The California Green New Deal was introduced last week and has been the topic of conversation mainly amongst policymakers and climate activists. While the discussion of this resolution may not be very widespread, it will have lasting impacts on all Californians. California is widely regarded as a State on the front lines of climate change.  And as California’s capital, Sacramento is perfectly positioned as a hub of climate activism and the new resolution has sparked excitement within many local organizations.    

Sacramento Sunrise Hub Coordinator Logan Drehrer explained, “I’m so excited to see a Green New Deal bill introduced in California, especially one with such strong protections for California’s most vulnerable communities. Our state is already in a climate emergency– we saw that this fall with another round of destructive fires and sweeping power shut-offs. And it’s been an emergency for a long time for folks who live in frontline neighborhoods where fossil fuel extraction threatens their health and safety. We need a Green New Deal that transitions us off the dirty fuels destroying our planet and creates millions of good jobs for Californians”. Local activist and Fridays For Future coordinator, Supriya Patel added “The California Green New Deal is a vital piece of legislation because it acknowledges the intersectionality of the climate crisis. If acknowledges that the climate crisis will touch every part of our economy and every part of our lives. It also acknowledges that though the climate crisis impacts all of us, it doesn’t do so equally.

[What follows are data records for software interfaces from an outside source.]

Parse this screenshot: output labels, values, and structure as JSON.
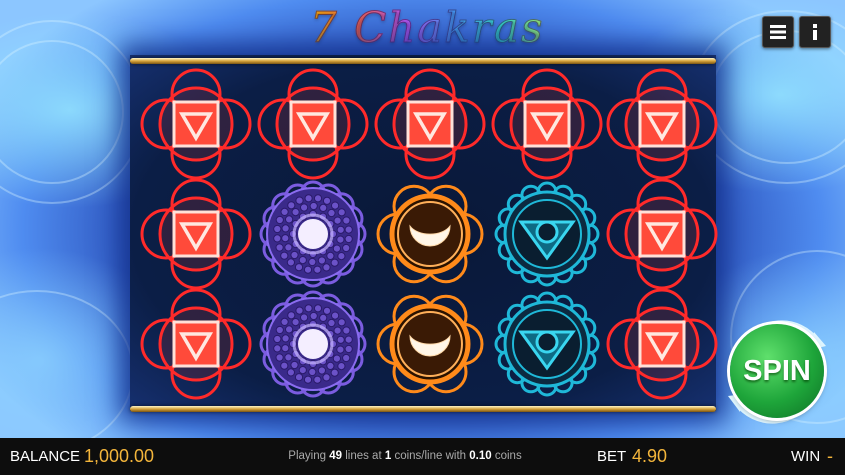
{
  "game": {
    "title": "7 Chakras"
  },
  "top_buttons": {
    "menu_icon": "hamburger-menu-icon",
    "info_icon": "info-icon"
  },
  "symbols": {
    "root": {
      "name": "root-chakra",
      "color": "#ff2a2a"
    },
    "crown": {
      "name": "crown-chakra",
      "color": "#8a5cff"
    },
    "sacral": {
      "name": "sacral-chakra",
      "color": "#ff8a1a"
    },
    "throat": {
      "name": "throat-chakra",
      "color": "#1fb8d8"
    }
  },
  "reels": [
    [
      "root",
      "root",
      "root"
    ],
    [
      "root",
      "crown",
      "crown"
    ],
    [
      "root",
      "sacral",
      "sacral"
    ],
    [
      "root",
      "throat",
      "throat"
    ],
    [
      "root",
      "root",
      "root"
    ]
  ],
  "spin": {
    "label": "SPIN",
    "color": "#1ea53a"
  },
  "bottom_bar": {
    "balance_label": "BALANCE",
    "balance_value": "1,000.00",
    "playing_prefix": "Playing",
    "lines": "49",
    "lines_text": "lines at",
    "coins_per_line": "1",
    "coins_text": "coins/line with",
    "coin_value": "0.10",
    "coins_suffix": "coins",
    "bet_label": "BET",
    "bet_value": "4.90",
    "win_label": "WIN",
    "win_value": "-"
  },
  "colors": {
    "accent": "#f3b53b",
    "bar_background": "#0d0d0d"
  }
}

Low-income communities of color will be hit first and worst, despite having little to do with causing the climate crisis. If we are going to ensure a future for my generation, we need ambitious policy like this resolution”.

As of now, the policy is still growing and will continue to develop and change as it passes through discussions and is the subject of debate.  Dreher continued “The specifics on this bill are going to change a lot in the next month as it goes through amendments and the committee process. At Sunrise Sacramento, we’re most excited to rally behind a bill that meets the scale and urgency of the climate crisis and commits to going fossil fuel-free by 2030. We know that’s what the science demands if we’re going to keep global temperature rise under 1.5 degrees Celsius, and we’re hopeful that language will get included in the bill”.   The set of policies that will make up the Green New Deal have not necessarily been specified or clarified but it is safe to say that many activists from all around the state are cautiously optimistic.  

The California Green New Deal is only the beginning.  The Sacramento social activism scene has had an exciting start to 2020 and with a series of actions on Earth Day rapidly approaching, a series of concrete legislative goals just on the horizon.